Sadly it goes on and on and most long-term players can tell you about similar experiences. In a Universe where any SIM owner has the right to ban anyone, where no legal process exists to resolve conflicts, where no public duty of business owners is acknowledged, and a legal mentality founded on non-exist words like griefing; the outcome is utterly predictable.

So now its time to think about changing it, I just hope LL see the light of the need to establish civil society, to zone SIMS so that if someone is selling stuff they must follow different sets of rules about public access than apply to a home: as it is in all countries in RL.

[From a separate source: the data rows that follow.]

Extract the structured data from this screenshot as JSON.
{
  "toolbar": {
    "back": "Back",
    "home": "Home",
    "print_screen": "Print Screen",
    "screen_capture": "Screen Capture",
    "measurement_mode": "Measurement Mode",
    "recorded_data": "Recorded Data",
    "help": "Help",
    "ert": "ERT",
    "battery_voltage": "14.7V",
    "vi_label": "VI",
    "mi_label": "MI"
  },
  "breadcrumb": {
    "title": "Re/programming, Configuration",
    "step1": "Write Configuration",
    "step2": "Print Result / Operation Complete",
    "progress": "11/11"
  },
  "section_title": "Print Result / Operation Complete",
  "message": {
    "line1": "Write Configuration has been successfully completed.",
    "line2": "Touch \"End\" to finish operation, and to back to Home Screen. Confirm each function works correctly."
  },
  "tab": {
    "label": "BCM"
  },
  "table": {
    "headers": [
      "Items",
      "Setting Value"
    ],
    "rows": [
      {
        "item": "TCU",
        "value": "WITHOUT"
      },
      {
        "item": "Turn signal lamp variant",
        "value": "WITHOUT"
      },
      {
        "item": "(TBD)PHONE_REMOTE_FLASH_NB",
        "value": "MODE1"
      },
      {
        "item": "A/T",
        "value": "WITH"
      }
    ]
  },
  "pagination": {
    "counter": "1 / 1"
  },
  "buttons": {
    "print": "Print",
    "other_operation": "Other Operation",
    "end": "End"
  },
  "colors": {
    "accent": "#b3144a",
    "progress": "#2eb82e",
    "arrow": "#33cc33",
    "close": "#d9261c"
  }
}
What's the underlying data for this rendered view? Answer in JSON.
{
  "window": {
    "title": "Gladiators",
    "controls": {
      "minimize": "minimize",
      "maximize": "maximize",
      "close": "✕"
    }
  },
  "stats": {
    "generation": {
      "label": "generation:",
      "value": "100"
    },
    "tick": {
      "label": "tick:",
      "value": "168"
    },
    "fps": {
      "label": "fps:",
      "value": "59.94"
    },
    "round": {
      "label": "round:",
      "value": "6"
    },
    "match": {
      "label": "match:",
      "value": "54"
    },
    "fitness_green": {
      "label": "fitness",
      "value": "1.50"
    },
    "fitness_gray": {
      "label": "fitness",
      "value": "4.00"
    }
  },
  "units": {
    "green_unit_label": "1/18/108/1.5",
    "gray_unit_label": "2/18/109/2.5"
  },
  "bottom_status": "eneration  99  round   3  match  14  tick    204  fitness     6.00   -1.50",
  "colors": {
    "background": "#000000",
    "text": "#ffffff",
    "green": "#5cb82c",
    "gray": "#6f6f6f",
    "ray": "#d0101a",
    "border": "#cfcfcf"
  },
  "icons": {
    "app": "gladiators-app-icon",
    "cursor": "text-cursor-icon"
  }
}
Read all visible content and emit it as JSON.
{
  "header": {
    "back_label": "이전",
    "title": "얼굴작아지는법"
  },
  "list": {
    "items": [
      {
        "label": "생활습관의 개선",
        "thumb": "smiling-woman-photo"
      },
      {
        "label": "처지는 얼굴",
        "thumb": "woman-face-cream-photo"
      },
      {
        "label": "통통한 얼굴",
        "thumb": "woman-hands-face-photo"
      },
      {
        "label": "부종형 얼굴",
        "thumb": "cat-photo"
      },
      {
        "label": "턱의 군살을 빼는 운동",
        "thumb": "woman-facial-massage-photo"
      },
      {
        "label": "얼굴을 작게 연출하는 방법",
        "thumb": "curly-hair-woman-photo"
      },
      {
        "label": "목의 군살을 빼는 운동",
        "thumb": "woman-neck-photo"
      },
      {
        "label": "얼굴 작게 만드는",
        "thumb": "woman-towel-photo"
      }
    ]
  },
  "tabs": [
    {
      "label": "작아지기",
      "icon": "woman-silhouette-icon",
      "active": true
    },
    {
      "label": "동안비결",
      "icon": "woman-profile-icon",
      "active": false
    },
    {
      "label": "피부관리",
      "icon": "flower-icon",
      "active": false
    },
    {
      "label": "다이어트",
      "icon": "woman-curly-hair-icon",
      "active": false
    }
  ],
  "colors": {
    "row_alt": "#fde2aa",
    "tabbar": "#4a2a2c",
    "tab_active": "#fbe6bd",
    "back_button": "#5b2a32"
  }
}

The terrible thing about Second Life is without zoning the rules of a home owner apply to a business. So in RL people are allowed to lock their doors and ban anyone from entry at any time, in some countries by force. But a business must legally serve people who conduct themselves in a legal way. If a cafĂ© were to remove people because of the content of a conversation…well we all know that just does not happen.

It would be a terrible world if we could be removed from any space we did not own at any instant for any reason, and this is the world of Second Life. Second Life overall is a terrible world, saved only by the tender relations the form between people living in a world where community and identity are falling apart.
Posted by Picasa
Post a Comment

Official Linden Blog